▶ ACTION ITEM
Read the records below and copy each line that contains "icon".

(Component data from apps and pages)
/---
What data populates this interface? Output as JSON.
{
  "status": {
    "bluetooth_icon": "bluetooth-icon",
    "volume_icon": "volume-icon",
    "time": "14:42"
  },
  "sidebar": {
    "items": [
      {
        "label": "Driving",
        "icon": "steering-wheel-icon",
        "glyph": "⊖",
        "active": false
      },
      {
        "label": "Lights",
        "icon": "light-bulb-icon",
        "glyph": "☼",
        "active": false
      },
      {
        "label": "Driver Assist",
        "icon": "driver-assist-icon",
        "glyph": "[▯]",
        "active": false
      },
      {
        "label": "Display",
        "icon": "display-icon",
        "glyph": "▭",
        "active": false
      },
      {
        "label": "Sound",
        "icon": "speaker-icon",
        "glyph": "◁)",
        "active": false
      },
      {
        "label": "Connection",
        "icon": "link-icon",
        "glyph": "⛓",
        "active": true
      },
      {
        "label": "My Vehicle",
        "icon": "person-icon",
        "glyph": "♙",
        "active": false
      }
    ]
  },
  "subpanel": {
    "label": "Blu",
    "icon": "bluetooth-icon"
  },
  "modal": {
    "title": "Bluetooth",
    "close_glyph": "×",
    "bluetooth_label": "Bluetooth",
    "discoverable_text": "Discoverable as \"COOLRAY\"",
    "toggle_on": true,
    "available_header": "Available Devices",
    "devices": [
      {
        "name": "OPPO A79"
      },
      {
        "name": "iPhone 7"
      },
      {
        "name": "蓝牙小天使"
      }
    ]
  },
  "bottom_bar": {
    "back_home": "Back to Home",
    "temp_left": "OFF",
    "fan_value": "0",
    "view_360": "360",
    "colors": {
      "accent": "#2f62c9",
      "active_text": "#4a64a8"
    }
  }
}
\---
▶ RESPONSE TO THIS TASK
    "bluetooth_icon": "bluetooth-icon",
    "volume_icon": "volume-icon",
        "icon": "steering-wheel-icon",
        "icon": "light-bulb-icon",
        "icon": "driver-assist-icon",
        "icon": "display-icon",
        "icon": "speaker-icon",
        "icon": "link-icon",
        "icon": "person-icon",
    "icon": "bluetooth-icon"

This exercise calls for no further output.